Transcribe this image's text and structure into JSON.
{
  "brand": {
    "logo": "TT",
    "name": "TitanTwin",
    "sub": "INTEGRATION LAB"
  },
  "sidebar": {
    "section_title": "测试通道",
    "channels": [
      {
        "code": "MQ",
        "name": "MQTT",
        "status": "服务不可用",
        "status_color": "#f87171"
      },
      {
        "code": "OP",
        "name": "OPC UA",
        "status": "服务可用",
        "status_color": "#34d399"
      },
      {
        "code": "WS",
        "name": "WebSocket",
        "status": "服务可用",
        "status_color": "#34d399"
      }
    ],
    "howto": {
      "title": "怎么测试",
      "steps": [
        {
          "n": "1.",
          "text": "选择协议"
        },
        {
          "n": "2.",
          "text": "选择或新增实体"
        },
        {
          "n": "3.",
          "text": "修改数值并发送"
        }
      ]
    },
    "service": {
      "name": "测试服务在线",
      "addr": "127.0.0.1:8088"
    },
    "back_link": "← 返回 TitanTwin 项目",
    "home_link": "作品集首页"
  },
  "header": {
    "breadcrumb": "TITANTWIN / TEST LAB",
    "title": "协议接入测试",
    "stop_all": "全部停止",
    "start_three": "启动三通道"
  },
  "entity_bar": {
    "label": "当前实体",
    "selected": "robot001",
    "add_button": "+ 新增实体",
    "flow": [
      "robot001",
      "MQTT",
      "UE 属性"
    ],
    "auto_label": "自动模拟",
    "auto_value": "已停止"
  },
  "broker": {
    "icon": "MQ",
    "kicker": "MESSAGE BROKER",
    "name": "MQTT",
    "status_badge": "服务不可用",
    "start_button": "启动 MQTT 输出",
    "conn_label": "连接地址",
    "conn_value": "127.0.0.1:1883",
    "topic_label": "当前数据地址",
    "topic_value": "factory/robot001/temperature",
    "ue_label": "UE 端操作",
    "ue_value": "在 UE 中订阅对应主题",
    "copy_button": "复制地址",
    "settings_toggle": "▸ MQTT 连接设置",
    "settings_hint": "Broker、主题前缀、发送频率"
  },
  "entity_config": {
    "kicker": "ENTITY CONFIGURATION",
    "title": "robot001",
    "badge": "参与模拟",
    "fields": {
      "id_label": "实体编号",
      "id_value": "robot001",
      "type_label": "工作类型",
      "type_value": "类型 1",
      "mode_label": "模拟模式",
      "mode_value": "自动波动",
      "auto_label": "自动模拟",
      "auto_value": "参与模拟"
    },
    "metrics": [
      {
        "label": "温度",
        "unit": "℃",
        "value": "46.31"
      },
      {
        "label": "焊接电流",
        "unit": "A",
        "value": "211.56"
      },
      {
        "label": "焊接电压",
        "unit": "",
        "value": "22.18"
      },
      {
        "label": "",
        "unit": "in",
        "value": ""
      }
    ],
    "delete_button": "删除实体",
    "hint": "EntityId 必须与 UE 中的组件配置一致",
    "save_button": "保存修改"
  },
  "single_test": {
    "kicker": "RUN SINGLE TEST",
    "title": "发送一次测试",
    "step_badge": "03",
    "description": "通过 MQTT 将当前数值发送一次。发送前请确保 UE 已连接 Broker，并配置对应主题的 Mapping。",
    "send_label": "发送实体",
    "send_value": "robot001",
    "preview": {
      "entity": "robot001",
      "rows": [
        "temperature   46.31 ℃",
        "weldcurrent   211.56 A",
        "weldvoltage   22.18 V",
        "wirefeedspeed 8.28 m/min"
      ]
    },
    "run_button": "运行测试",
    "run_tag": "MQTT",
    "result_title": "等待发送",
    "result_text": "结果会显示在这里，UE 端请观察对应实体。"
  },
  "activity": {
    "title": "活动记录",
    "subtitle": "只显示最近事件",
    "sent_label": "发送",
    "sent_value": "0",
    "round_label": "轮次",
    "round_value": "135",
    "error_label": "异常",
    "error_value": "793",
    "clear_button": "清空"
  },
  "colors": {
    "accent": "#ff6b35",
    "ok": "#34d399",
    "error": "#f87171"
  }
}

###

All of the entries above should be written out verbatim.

● **REPLY**
Transcribe this image's text and structure into JSON.
{
  "brand": {
    "logo": "TT",
    "name": "TitanTwin",
    "sub": "INTEGRATION LAB"
  },
  "sidebar": {
    "section_title": "测试通道",
    "channels": [
      {
        "code": "MQ",
        "name": "MQTT",
        "status": "服务不可用",
        "status_color": "#f87171"
      },
      {
        "code": "OP",
        "name": "OPC UA",
        "status": "服务可用",
        "status_color": "#34d399"
      },
      {
        "code": "WS",
        "name": "WebSocket",
        "status": "服务可用",
        "status_color": "#34d399"
      }
    ],
    "howto": {
      "title": "怎么测试",
      "steps": [
        {
          "n": "1.",
          "text": "选择协议"
        },
        {
          "n": "2.",
          "text": "选择或新增实体"
        },
        {
          "n": "3.",
          "text": "修改数值并发送"
        }
      ]
    },
    "service": {
      "name": "测试服务在线",
      "addr": "127.0.0.1:8088"
    },
    "back_link": "← 返回 TitanTwin 项目",
    "home_link": "作品集首页"
  },
  "header": {
    "breadcrumb": "TITANTWIN / TEST LAB",
    "title": "协议接入测试",
    "stop_all": "全部停止",
    "start_three": "启动三通道"
  },
  "entity_bar": {
    "label": "当前实体",
    "selected": "robot001",
    "add_button": "+ 新增实体",
    "flow": [
      "robot001",
      "MQTT",
      "UE 属性"
    ],
    "auto_label": "自动模拟",
    "auto_value": "已停止"
  },
  "broker": {
    "icon": "MQ",
    "kicker": "MESSAGE BROKER",
    "name": "MQTT",
    "status_badge": "服务不可用",
    "start_button": "启动 MQTT 输出",
    "conn_label": "连接地址",
    "conn_value": "127.0.0.1:1883",
    "topic_label": "当前数据地址",
    "topic_value": "factory/robot001/temperature",
    "ue_label": "UE 端操作",
    "ue_value": "在 UE 中订阅对应主题",
    "copy_button": "复制地址",
    "settings_toggle": "▸ MQTT 连接设置",
    "settings_hint": "Broker、主题前缀、发送频率"
  },
  "entity_config": {
    "kicker": "ENTITY CONFIGURATION",
    "title": "robot001",
    "badge": "参与模拟",
    "fields": {
      "id_label": "实体编号",
      "id_value": "robot001",
      "type_label": "工作类型",
      "type_value": "类型 1",
      "mode_label": "模拟模式",
      "mode_value": "自动波动",
      "auto_label": "自动模拟",
      "auto_value": "参与模拟"
    },
    "metrics": [
      {
        "label": "温度",
        "unit": "℃",
        "value": "46.31"
      },
      {
        "label": "焊接电流",
        "unit": "A",
        "value": "211.56"
      },
      {
        "label": "焊接电压",
        "unit": "",
        "value": "22.18"
      },
      {
        "label": "",
        "unit": "in",
        "value": ""
      }
    ],
    "delete_button": "删除实体",
    "hint": "EntityId 必须与 UE 中的组件配置一致",
    "save_button": "保存修改"
  },
  "single_test": {
    "kicker": "RUN SINGLE TEST",
    "title": "发送一次测试",
    "step_badge": "03",
    "description": "通过 MQTT 将当前数值发送一次。发送前请确保 UE 已连接 Broker，并配置对应主题的 Mapping。",
    "send_label": "发送实体",
    "send_value": "robot001",
    "preview": {
      "entity": "robot001",
      "rows": [
        "temperature   46.31 ℃",
        "weldcurrent   211.56 A",
        "weldvoltage   22.18 V",
        "wirefeedspeed 8.28 m/min"
      ]
    },
    "run_button": "运行测试",
    "run_tag": "MQTT",
    "result_title": "等待发送",
    "result_text": "结果会显示在这里，UE 端请观察对应实体。"
  },
  "activity": {
    "title": "活动记录",
    "subtitle": "只显示最近事件",
    "sent_label": "发送",
    "sent_value": "0",
    "round_label": "轮次",
    "round_value": "135",
    "error_label": "异常",
    "error_value": "793",
    "clear_button": "清空"
  },
  "colors": {
    "accent": "#ff6b35",
    "ok": "#34d399",
    "error": "#f87171"
  }
}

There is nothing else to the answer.